Pockets of natural areas are called "patches." These provide pollinators and wildlife with habitats and corridors they need to do their valuable work. Every little patch helps, no matter the size, from gardens and urban landscapes to rural forest patches, and everything else in between. Trees for example, which have been receiving much deserving attention through the numerous planting programs across the globe, reduce erosion, mitigate the urban heat island effect, provide habitat for wildlife, and clean our precious air. Even if you don't have a yard to call your own, you can volunteer to help increase the health and biodiversity of an area through the many gardening or conservation organizations within our community, or adopt-a-patch (arroyo) in collaboration with your landlord or neighborhood! Our health is directly linked to the health of the planet. And a little here and there, done by everyone, goes a long way to create the difference that matters! Send us a photo of your patch and tell us your nature love story so that we can feature your love-for-the-land in action and inspire others to participate in this joyful work!

Our February Picks

(Click on orange title and text below for associated links and information.)

Love your river day

15th Annual Love Your River Day

February 12-14

Join the Santa Fe Watershed Association for their 15th annual Love Your River Day, a three day river clean-up event from February 12-14. Click here to register and for details on how to send the river a valentine (and yes, there are prizes!).

fixit clinic logo

Virtual Fixit Clinic!

Saturday, February 20, 2021

Sponsored by Santa Fe County Sustainability Office and Hosted by Recycle New Mexico, this is a great way to spend a few hours learning how to fix things rather than adding to the waste stream! Turn on your computer and learn fixing skills with others in the community! 

Register here.

Food for Love

Food for Love Virtual Concert

February 13, 5:00 p.m.

Join us for a star-studded virtual concert on Valentine's Eve to help feed New Mexicans facing hunger. Watch the show here!

Land Witness Project

Listen to Beata Tsotsie-Peña's Climate Story

February 10, 4:00 p.m.

Beata Tsotsie-Peña of Tewa Women United has partnered with the Land Witness Project to tell her climate story. The video will be posted here.

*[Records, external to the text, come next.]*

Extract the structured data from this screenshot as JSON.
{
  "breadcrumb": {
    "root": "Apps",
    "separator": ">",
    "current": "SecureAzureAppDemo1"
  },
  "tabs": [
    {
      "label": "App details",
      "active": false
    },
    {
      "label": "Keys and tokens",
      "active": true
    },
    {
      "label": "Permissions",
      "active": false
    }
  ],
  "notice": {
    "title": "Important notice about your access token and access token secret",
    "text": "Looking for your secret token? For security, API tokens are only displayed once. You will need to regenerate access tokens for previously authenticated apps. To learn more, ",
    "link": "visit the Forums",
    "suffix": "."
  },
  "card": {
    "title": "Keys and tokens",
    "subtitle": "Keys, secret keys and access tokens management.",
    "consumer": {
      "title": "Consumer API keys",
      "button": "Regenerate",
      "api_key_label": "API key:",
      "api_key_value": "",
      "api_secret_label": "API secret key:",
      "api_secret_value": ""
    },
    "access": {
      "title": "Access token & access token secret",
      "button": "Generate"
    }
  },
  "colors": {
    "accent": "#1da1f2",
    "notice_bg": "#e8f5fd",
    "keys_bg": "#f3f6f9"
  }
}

roof top solar

Solar Tax Credit Extended!

The federal 26% tax credit for residential solar was extended an additional two years! You can now take advantage of this tax credit until December 2022. Learn how to get started with solar here.


Track the 2021 Legislative Session

The New Mexico legislature will be in session the entire month of February, until March 20. See the Sierra Club's Rio Grande Chapter handy legislative tracker tool that focuses on priority bills supporting the protection of the environment and health of New Mexicans.

Sustainability Comments or Questions?

We are your local advisors on all things sustainability in Santa Fe County. Call us about anything from water conservation, cleaner transportation, solar and renewable energy, composting, recycling, etc. Or let us know what you would like to learn more about in our newsletter. 


Jacqueline Beam, 505.992.9832

Adeline Murthy, 505.992.9862